Which lines in the entries below contain the string "true"? Show each of them in full.
BEGIN
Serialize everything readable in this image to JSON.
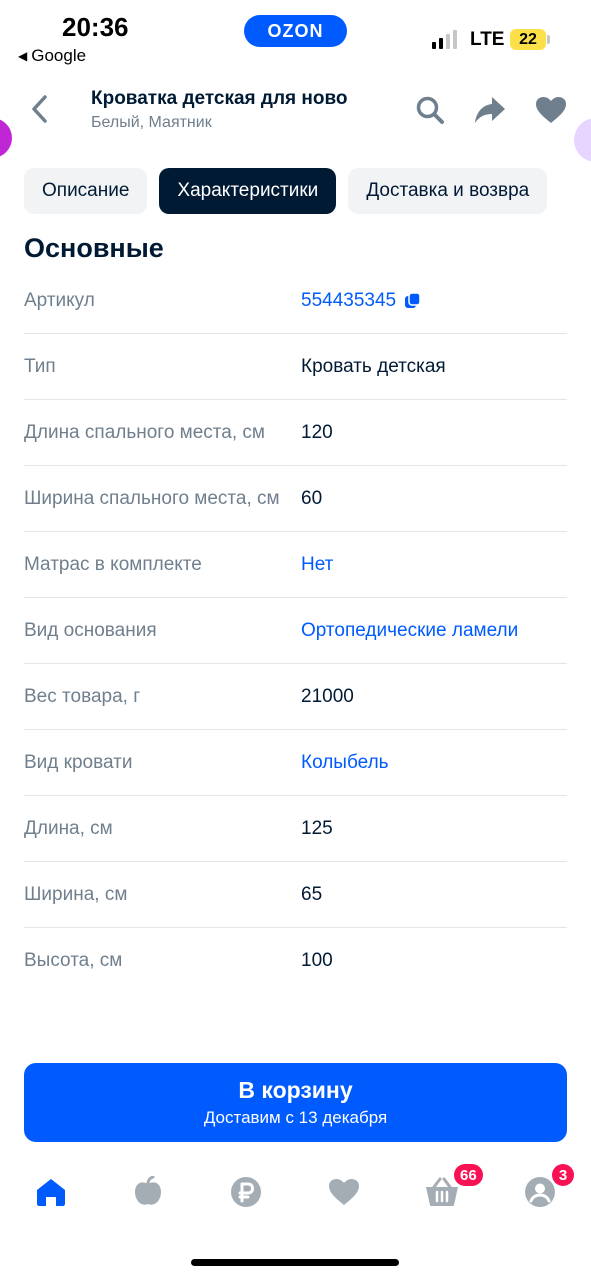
{
  "status_bar": {
    "time": "20:36",
    "back_app": "Google",
    "brand": "OZON",
    "network": "LTE",
    "battery": "22"
  },
  "header": {
    "title": "Кроватка детская для ново",
    "subtitle": "Белый, Маятник",
    "icons": [
      "back-icon",
      "search-icon",
      "share-icon",
      "heart-icon"
    ]
  },
  "tabs": [
    {
      "label": "Описание",
      "active": false
    },
    {
      "label": "Характеристики",
      "active": true
    },
    {
      "label": "Доставка и возвра",
      "active": false
    }
  ],
  "section": {
    "title": "Основные",
    "specs": [
      {
        "key": "Артикул",
        "value": "554435345",
        "link": true,
        "copy": true
      },
      {
        "key": "Тип",
        "value": "Кровать детская",
        "link": false
      },
      {
        "key": "Длина спального места, см",
        "value": "120",
        "link": false
      },
      {
        "key": "Ширина спального места, см",
        "value": "60",
        "link": false
      },
      {
        "key": "Матрас в комплекте",
        "value": "Нет",
        "link": true
      },
      {
        "key": "Вид основания",
        "value": "Ортопедические ламели",
        "link": true
      },
      {
        "key": "Вес товара, г",
        "value": "21000",
        "link": false
      },
      {
        "key": "Вид кровати",
        "value": "Колыбель",
        "link": true
      },
      {
        "key": "Длина, см",
        "value": "125",
        "link": false
      },
      {
        "key": "Ширина, см",
        "value": "65",
        "link": false
      },
      {
        "key": "Высота, см",
        "value": "100",
        "link": false
      }
    ]
  },
  "cart_button": {
    "label": "В корзину",
    "delivery": "Доставим с 13 декабря"
  },
  "bottom_nav": {
    "items": [
      {
        "icon": "home-icon",
        "active": true
      },
      {
        "icon": "fresh-icon"
      },
      {
        "icon": "ruble-icon"
      },
      {
        "icon": "favorites-icon"
      },
      {
        "icon": "cart-icon",
        "badge": "66"
      },
      {
        "icon": "profile-icon",
        "badge": "3"
      }
    ]
  },
  "colors": {
    "brand_blue": "#005bff",
    "text_dark": "#001a34",
    "text_muted": "#707f8d",
    "badge_pink": "#f91155"
  }
}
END
• Expected output:
      "active": true
        "link": true,
        "copy": true
        "link": true
        "link": true
        "link": true
        "active": true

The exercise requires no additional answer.